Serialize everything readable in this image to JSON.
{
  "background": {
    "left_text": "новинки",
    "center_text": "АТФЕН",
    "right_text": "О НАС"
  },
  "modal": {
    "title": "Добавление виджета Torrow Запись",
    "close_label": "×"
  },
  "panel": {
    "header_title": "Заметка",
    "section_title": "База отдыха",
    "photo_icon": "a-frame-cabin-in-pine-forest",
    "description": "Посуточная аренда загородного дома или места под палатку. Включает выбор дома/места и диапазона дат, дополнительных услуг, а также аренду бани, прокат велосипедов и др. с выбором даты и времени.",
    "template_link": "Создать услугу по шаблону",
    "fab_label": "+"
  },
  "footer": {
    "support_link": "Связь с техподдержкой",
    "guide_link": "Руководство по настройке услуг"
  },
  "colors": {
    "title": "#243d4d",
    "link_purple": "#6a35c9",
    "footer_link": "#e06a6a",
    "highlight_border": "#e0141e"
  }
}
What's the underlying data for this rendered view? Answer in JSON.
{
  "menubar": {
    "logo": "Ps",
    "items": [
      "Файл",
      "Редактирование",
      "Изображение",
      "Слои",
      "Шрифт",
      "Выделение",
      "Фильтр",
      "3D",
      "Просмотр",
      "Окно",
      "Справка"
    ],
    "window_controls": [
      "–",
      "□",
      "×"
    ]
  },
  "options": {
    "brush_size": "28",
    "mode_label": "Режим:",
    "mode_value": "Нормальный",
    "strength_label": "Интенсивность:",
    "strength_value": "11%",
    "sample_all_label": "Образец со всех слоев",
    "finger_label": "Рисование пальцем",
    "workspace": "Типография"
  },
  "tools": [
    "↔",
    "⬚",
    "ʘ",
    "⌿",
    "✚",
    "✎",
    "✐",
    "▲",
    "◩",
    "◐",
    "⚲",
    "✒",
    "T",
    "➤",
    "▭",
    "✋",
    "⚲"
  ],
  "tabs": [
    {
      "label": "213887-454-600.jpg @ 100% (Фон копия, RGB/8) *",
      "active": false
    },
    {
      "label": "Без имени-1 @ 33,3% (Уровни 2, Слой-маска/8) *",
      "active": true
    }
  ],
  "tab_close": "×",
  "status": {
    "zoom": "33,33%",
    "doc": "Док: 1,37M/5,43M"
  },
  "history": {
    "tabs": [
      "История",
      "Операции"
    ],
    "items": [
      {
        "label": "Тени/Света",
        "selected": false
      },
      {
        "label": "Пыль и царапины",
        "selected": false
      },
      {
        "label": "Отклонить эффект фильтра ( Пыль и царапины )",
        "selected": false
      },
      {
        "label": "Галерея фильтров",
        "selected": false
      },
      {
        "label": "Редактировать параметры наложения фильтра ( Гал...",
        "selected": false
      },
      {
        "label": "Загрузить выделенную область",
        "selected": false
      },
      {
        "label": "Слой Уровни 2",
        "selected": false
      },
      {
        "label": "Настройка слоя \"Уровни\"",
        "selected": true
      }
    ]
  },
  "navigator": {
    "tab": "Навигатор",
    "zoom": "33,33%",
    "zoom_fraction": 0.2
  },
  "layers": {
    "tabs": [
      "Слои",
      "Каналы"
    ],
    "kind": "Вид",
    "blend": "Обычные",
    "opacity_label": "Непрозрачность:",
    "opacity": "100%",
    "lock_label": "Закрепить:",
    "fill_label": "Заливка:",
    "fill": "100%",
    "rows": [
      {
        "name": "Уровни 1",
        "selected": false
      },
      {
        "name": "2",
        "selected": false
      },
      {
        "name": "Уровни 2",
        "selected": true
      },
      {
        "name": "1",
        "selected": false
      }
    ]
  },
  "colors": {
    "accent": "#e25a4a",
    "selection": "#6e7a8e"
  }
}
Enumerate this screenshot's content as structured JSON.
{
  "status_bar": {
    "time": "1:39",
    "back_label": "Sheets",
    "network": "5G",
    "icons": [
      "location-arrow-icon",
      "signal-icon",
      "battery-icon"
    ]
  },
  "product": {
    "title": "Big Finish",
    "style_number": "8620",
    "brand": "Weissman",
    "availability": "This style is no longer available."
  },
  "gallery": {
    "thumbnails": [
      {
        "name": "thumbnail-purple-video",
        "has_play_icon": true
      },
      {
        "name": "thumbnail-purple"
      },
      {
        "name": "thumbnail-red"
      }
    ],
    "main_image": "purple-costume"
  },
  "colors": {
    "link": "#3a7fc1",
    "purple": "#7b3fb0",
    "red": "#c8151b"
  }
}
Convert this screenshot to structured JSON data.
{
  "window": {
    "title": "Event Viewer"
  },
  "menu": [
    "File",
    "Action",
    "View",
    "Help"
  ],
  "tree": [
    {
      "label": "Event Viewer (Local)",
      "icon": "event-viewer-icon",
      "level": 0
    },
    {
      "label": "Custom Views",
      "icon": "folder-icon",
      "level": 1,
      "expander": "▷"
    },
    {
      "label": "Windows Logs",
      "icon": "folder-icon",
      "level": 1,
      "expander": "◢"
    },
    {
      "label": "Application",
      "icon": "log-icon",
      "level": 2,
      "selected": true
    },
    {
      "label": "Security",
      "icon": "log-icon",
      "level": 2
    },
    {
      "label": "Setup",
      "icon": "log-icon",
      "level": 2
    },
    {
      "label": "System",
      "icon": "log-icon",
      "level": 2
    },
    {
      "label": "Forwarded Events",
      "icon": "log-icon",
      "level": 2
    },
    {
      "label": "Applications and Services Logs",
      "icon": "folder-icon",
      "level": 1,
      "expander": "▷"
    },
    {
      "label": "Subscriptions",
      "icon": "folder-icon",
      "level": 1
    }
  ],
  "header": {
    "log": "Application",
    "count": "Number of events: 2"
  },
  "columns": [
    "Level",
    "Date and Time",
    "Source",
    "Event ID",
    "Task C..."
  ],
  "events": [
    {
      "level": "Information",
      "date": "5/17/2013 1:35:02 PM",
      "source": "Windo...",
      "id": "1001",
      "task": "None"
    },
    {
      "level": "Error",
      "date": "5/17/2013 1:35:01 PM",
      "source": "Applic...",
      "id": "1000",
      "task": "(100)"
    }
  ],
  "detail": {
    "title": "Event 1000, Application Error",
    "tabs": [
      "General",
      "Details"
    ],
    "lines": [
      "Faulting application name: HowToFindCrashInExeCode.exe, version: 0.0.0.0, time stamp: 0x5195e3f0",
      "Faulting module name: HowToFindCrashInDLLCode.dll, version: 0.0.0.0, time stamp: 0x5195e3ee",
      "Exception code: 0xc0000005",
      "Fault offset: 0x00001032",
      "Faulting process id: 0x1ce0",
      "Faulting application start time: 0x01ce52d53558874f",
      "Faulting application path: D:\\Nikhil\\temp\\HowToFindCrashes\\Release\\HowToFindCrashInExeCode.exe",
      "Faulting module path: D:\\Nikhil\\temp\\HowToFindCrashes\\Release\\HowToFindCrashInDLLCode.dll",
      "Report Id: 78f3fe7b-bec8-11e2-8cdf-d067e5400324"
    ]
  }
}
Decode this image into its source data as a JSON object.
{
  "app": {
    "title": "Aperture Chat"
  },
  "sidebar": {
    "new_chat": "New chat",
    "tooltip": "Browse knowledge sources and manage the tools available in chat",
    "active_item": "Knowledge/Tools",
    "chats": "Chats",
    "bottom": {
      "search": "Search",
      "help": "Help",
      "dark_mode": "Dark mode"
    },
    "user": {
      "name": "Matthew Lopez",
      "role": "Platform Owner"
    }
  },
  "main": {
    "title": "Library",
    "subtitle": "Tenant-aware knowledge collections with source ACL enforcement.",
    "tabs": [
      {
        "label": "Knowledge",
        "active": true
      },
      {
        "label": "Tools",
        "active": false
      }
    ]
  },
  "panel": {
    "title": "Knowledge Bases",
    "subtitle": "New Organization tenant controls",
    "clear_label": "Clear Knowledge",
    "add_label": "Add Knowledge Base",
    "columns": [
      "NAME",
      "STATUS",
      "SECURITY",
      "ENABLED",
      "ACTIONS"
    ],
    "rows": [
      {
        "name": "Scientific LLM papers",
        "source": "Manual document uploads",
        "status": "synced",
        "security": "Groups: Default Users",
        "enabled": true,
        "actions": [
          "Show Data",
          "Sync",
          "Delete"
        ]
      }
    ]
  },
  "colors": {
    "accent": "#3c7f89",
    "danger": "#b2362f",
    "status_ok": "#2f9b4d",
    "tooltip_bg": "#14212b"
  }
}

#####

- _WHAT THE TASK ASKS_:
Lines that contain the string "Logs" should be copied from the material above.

- _SOLUTION BELOW_:
      "label": "Windows Logs",
      "label": "Applications and Services Logs",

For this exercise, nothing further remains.